## Exercise description
Search the listing for "JSON" and copy every line where it appears.

Content starts

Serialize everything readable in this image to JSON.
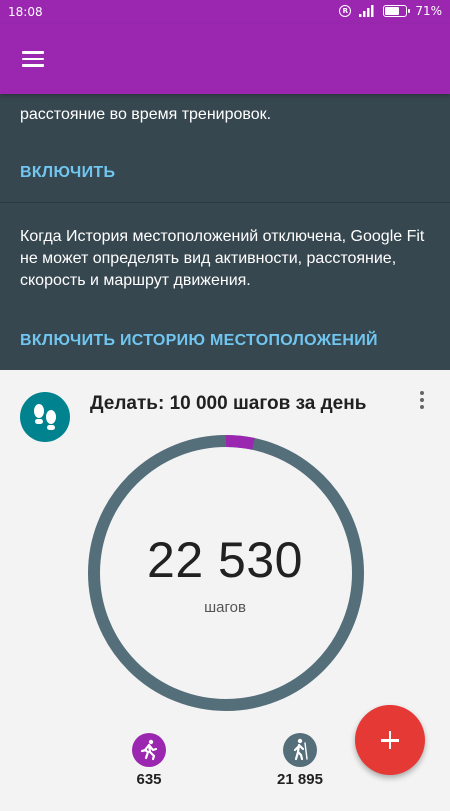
{
  "status_bar": {
    "time": "18:08",
    "battery": "71%",
    "battery_level": 0.71,
    "icons": [
      "registered-icon",
      "signal-icon",
      "battery-icon"
    ]
  },
  "app_bar": {
    "color": "#9b27b0",
    "menu_icon": "menu-icon"
  },
  "info_cards": {
    "partial_text": "расстояние во время тренировок.",
    "enable_label": "ВКЛЮЧИТЬ",
    "location_text": "Когда История местоположений отключена, Google Fit не может определять вид активности, расстояние, скорость и маршрут движения.",
    "enable_location_label": "ВКЛЮЧИТЬ ИСТОРИЮ МЕСТОПОЛОЖЕНИЙ",
    "background": "#37474f",
    "action_color": "#70c6f0"
  },
  "goal_card": {
    "icon": "footsteps-icon",
    "title": "Делать: 10 000 шагов за день",
    "steps_value": "22 530",
    "steps_unit": "шагов",
    "ring_color": "#546e7a",
    "progress_color": "#9b27b0",
    "goal_steps": 10000,
    "steps": 22530,
    "more_icon": "more-vert-icon",
    "activities": [
      {
        "icon": "running-icon",
        "value": "635",
        "color": "#9b27b0"
      },
      {
        "icon": "walking-icon",
        "value": "21 895",
        "color": "#546e7a"
      }
    ]
  },
  "fab": {
    "icon": "plus-icon",
    "color": "#e53935"
  }
}
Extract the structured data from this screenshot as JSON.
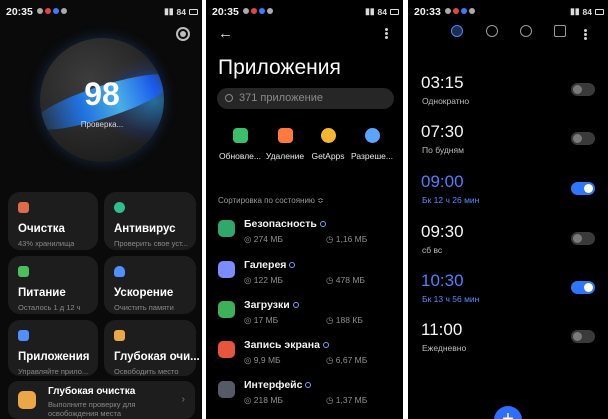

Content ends

## Response for this exercise
Serialize everything readable in this image to JSON.
Extract the structured data from this screenshot as JSON.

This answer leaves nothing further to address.